◆ WORK INSTRUCTION: Among the entries below, please show each line that carries the word "邑路向西".

[App and web page records]
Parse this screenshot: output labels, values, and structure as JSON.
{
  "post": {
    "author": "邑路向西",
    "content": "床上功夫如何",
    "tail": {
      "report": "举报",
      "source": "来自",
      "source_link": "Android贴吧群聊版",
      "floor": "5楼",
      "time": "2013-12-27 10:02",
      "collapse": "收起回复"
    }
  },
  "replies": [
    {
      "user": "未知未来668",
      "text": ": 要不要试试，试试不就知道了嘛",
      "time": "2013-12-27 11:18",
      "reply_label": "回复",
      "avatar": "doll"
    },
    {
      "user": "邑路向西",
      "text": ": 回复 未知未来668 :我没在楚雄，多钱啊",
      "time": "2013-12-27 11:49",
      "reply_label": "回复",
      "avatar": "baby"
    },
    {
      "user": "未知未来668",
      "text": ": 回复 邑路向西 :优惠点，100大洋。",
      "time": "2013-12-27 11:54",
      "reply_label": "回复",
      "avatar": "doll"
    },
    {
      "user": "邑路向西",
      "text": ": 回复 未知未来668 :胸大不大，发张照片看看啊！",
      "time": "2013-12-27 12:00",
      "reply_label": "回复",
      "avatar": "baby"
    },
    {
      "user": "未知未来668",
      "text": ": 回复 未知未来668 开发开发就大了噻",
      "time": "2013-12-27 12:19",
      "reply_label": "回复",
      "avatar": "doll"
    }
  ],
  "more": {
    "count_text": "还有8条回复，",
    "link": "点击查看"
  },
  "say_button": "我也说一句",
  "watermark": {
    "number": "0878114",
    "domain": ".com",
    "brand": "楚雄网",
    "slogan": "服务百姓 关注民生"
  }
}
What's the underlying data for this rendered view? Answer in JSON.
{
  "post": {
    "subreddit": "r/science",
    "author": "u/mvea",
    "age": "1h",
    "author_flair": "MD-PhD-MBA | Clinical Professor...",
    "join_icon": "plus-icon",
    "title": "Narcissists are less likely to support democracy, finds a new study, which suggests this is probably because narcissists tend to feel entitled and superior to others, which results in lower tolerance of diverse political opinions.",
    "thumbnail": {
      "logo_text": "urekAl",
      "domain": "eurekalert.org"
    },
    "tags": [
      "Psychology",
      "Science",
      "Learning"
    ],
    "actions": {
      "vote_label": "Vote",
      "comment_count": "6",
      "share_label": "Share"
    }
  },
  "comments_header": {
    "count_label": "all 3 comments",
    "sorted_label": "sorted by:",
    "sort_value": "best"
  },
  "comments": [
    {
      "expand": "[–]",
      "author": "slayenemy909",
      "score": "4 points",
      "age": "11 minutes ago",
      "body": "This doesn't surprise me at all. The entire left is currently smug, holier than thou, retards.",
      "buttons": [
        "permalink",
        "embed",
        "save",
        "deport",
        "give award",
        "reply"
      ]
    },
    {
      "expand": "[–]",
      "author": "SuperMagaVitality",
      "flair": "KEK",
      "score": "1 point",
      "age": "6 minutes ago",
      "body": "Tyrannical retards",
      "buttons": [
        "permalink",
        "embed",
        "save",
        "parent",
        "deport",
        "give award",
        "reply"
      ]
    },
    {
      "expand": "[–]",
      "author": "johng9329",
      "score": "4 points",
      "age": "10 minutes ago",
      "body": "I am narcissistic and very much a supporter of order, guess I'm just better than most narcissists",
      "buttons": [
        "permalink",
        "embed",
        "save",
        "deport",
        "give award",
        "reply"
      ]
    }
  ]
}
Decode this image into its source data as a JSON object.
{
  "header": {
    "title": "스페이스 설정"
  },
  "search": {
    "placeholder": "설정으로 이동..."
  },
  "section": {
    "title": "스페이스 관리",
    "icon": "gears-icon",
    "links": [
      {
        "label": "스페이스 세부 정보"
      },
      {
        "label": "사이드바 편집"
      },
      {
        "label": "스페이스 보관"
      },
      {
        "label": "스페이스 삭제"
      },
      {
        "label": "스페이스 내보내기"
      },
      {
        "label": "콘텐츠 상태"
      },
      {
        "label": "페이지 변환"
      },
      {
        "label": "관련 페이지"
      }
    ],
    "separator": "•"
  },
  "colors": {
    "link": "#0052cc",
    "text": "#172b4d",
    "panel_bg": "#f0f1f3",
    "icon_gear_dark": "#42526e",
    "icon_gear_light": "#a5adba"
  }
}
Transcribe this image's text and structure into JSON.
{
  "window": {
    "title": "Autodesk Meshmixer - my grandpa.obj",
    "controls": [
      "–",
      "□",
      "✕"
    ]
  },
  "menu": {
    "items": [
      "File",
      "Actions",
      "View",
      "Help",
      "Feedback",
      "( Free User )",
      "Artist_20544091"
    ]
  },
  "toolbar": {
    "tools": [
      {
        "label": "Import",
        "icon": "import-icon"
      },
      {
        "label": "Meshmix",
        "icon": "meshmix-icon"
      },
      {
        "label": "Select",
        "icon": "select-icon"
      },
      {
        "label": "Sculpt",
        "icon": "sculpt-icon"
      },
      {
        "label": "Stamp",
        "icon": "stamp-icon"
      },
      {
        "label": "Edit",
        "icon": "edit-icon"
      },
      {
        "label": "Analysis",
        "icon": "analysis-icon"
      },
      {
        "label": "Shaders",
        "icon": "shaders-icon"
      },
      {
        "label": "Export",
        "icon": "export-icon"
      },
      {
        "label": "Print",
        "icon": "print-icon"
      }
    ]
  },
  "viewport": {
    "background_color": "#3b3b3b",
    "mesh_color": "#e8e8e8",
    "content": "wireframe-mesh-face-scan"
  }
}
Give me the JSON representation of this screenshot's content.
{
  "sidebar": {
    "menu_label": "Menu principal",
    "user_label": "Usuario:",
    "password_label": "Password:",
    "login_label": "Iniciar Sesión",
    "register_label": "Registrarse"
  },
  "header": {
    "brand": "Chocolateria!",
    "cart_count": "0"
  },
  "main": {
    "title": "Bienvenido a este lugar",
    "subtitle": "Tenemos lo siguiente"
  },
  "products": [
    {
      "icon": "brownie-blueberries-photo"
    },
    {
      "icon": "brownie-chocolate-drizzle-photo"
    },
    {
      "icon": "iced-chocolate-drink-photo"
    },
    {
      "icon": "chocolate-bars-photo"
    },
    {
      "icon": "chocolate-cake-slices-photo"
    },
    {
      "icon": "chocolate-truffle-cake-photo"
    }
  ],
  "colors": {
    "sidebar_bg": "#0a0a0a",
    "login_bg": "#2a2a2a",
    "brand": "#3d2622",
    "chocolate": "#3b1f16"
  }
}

◆ RESPONSE FOR THIS EXERCISE:
    "author": "邑路向西",
      "user": "邑路向西",
      "text": ": 回复 邑路向西 :优惠点，100大洋。",
      "user": "邑路向西",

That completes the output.